- **Work request**
The answer must consist of every line in the data below that holds the word "outer".
BEGIN Exercise inputs
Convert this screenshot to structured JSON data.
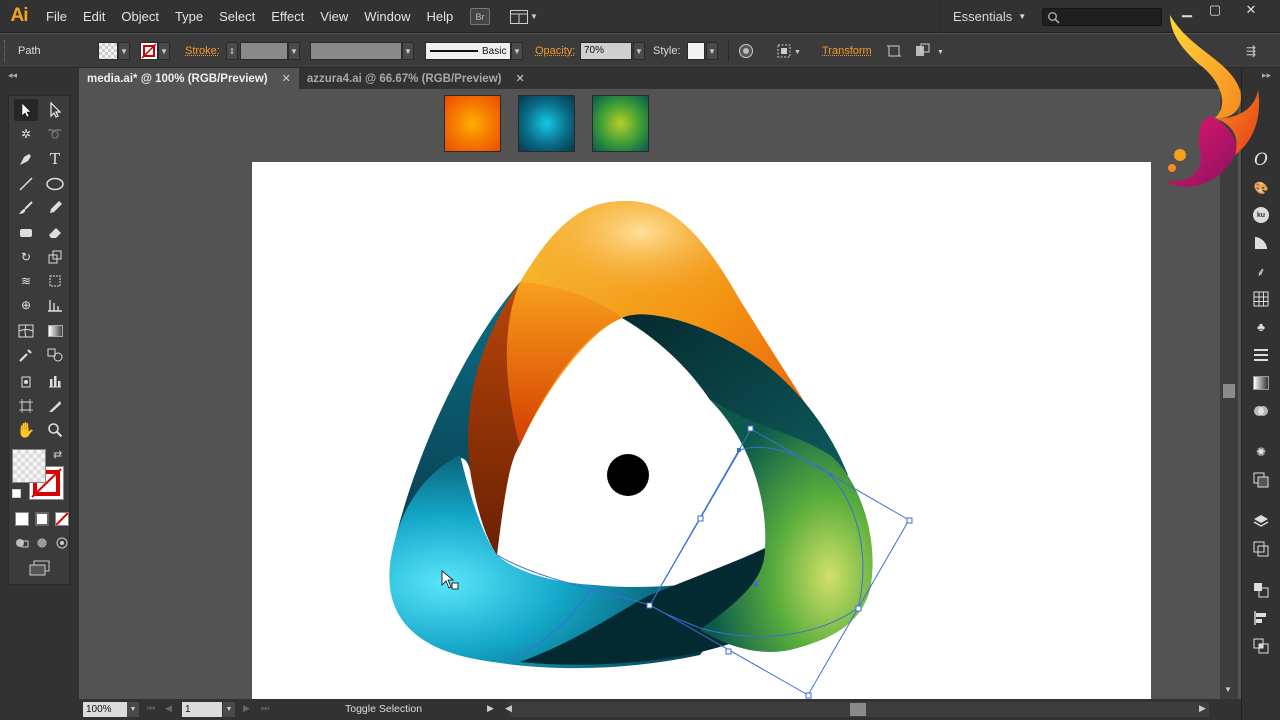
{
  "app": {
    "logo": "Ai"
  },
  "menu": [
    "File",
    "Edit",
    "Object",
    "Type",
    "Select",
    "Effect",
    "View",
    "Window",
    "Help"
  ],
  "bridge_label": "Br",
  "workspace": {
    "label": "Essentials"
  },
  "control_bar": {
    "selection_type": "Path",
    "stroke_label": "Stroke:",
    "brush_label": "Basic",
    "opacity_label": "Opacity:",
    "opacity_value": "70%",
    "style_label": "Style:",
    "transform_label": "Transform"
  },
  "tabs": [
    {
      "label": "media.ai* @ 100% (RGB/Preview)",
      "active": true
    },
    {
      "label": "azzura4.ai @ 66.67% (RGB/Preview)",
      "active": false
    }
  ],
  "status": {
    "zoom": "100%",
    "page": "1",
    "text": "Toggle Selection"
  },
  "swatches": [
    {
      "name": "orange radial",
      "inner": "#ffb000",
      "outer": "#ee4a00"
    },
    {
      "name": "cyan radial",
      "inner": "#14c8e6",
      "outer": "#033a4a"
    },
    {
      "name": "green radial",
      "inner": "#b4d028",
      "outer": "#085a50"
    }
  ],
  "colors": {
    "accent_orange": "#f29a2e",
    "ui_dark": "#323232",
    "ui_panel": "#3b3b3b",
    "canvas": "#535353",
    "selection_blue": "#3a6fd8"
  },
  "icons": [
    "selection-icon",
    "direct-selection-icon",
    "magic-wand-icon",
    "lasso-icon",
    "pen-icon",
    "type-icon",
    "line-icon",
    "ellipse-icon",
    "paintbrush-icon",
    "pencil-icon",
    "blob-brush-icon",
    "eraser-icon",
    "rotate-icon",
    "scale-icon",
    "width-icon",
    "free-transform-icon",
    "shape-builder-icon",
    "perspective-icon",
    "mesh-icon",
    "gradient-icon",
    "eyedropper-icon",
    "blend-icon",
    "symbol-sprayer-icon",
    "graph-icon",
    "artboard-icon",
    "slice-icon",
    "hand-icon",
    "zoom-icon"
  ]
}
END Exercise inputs
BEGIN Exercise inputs
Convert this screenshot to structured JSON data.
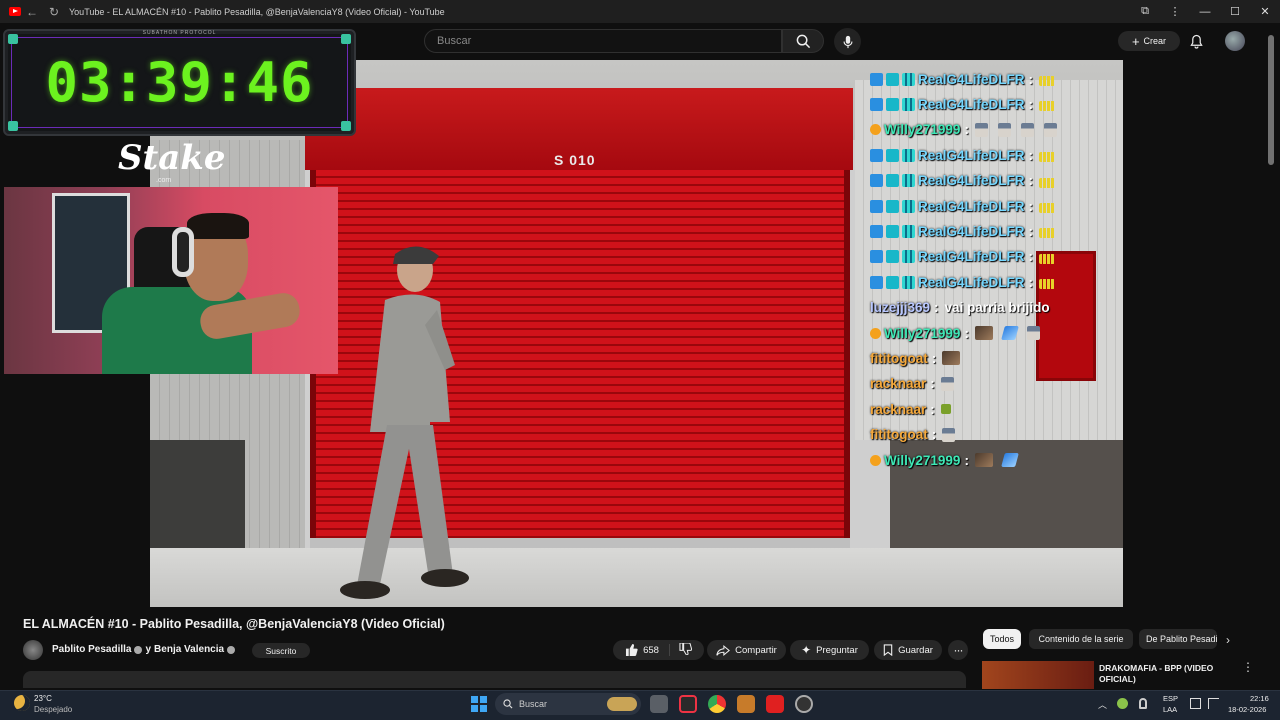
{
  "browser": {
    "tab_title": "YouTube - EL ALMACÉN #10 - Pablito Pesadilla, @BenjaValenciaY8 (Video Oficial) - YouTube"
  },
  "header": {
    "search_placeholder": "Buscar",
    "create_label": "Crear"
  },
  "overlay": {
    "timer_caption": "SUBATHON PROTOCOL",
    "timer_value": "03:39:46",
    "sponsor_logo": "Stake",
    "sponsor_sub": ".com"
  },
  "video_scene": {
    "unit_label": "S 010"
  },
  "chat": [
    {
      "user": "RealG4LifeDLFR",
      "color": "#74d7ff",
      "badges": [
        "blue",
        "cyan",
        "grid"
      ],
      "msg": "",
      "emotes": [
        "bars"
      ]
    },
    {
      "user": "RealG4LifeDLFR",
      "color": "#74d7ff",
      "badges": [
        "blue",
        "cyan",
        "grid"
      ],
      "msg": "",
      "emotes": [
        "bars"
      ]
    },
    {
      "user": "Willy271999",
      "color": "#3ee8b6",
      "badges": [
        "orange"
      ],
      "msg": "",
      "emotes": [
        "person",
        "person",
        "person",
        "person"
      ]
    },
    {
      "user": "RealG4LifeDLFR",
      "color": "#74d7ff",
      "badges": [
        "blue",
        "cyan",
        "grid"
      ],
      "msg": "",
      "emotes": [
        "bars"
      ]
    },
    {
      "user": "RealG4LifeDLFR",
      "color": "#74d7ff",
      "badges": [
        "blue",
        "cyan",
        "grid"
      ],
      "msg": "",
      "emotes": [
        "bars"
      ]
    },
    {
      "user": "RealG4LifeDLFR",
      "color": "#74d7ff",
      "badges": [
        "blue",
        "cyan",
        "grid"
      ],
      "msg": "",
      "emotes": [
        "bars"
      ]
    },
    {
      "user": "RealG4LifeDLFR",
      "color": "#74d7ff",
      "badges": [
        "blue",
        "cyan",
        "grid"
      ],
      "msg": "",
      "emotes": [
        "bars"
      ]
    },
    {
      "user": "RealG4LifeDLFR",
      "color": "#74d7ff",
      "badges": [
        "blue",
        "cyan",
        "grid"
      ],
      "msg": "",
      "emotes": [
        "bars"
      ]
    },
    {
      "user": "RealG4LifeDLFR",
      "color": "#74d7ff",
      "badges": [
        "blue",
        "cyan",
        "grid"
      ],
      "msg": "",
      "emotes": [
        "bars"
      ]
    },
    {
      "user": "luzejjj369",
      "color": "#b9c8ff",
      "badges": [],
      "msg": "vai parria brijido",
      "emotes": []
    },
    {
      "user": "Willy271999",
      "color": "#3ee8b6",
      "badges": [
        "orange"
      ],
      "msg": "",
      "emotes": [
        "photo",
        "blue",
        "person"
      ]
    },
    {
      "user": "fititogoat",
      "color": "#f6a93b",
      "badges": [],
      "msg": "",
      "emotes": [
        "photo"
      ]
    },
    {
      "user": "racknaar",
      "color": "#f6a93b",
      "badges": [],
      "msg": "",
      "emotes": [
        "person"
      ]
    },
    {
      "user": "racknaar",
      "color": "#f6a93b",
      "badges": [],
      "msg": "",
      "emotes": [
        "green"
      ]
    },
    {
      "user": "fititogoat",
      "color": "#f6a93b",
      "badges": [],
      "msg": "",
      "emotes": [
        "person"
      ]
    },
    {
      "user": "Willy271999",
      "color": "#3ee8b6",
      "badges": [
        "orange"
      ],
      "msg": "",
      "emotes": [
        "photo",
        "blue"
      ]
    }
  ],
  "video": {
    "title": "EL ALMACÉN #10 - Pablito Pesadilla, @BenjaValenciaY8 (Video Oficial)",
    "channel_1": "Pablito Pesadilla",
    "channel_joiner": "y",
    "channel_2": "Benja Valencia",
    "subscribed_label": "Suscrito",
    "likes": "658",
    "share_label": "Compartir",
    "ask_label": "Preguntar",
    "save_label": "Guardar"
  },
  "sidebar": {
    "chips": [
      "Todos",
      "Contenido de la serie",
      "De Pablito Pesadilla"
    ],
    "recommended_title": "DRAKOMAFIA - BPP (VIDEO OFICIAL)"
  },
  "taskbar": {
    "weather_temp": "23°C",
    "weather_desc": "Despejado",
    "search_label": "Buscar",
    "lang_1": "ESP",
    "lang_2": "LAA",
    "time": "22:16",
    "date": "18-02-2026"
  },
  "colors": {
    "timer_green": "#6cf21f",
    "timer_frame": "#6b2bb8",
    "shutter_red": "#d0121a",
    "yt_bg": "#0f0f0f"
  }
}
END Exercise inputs
- **Answer to this exercise**
      "outer": "#ee4a00"
      "outer": "#033a4a"
      "outer": "#085a50"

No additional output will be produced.